All of Philadelphia is afire over a decree that no outside food will be permitted in the new stadium of the NFL's Eagles. A stadium built, incidentally, with $200 million in public money. Team officials couched their decision in the emerging language of security-ese, noting that the state Department of Homeland Security had recommended the change.
"You're putting the fans' lives at danger," one team official said of letting outside food in— ignoring that little in this world is more deadly than mass-produced stadium fare. Eagles fans were, and remain, outraged that the ban extends to their beloved hoagies and cheesesteaks.
Perhaps such a ban would be shrugged off in some spanking-new Niffle outpost like Jacksonville or Charlotte, but not Philly. Not the Iggles. This is the town that still remembers Frank Gifford not as the long-time smooth operator of Monday Night Football and not-so smooth tamer of Kathie Lee, but as the Giants halfback who was almost broken in half by Philly linebacker Chuck Bednarik in half in one of the most savage hits in league history. Gifford didn't play for a year after the hit.
The Eagles' old haunts, the downright creepy Veterans Stadium, featured stands that existed in a near Hobbesian state of nature, with certain sections literally beyond the rule of law. Things got so bad that a jail and courtroom were installed inside the stadium, but that just spurred die-hard Iggles fans into a perverse contest to see who could get arrested and processed by the court most often.
In the hyper macho world of the NFL, one of the few things that scared players—besides random drug tests—was a trip to the Vet as a part of the visiting team.
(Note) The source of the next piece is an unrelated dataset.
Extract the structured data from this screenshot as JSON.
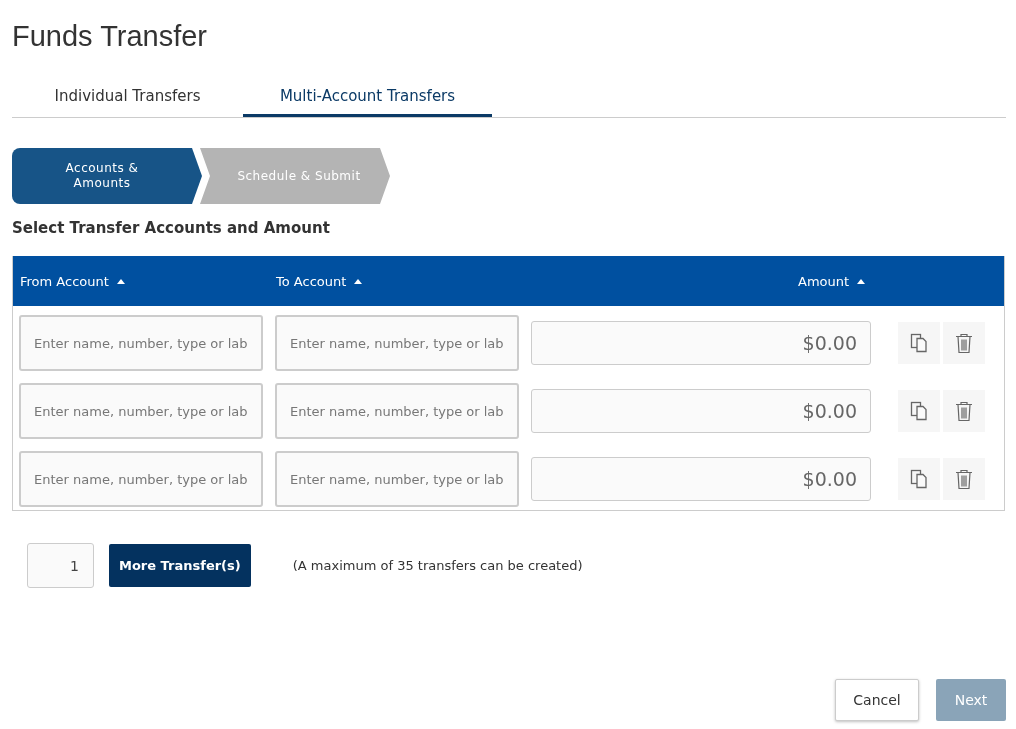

The Vet had no field to speak of; just industrial-grade green carpet over cement with seams renowned for jumping up and ending careers. Best of all, if you did succumb to the pseudo-turf, Eagles fans would send you off with laughter, mockery, and maybe a few D-cells for good measure. If at half-time, a retiarius had strode out to do battle with a secutor, fans at the Vet would've gone wild.
So we have a very distinct culture that is being challenged by the current security-mania. Eagles fans filled The Philadelphia Daily News with accounts of years spent trudging to their favorite sandwich shop before the game. The sandwich shop owners, in turn, deride the claim by team officials that the decision had nothing to do with a desire to ramp up concession-stand sales. Sandwich-makers noted that for years they have wrapped their torpedoes of death in clear plastic for easy inspection, so important are the Sunday sales and the sense of community game-day engenders.
Blue-collar fans also feel that the food ban is specifically directed at them and their sammich-loving, penny-pinching ilk. Eagles officials may or may not be out to get them, but the security-mania does tilt toward a certain white-collar suburbanite view of the world, where all risks are manageable with just a little more time, dollars, and PowerPoint gels. A welder or dockworker accepts a certain amount of physical danger as a part of life; the risk is just the price of getting to the good life, which includes a cheesesteak in the stands.
But this world stands in direct opposition the idea of federal agency charged with keeping you safe at all times from everything. Homeland Security is absolutely right: Someone could craft a fake hoagie out of C-4 and take out an end zone on national TV. Wait until they start musing on what a NASCAR-size cooler could do to an infield filled with 50,000 drunks. This is risk on a massive scale, unnecessary and imprudent.
And absolutely, vitally American.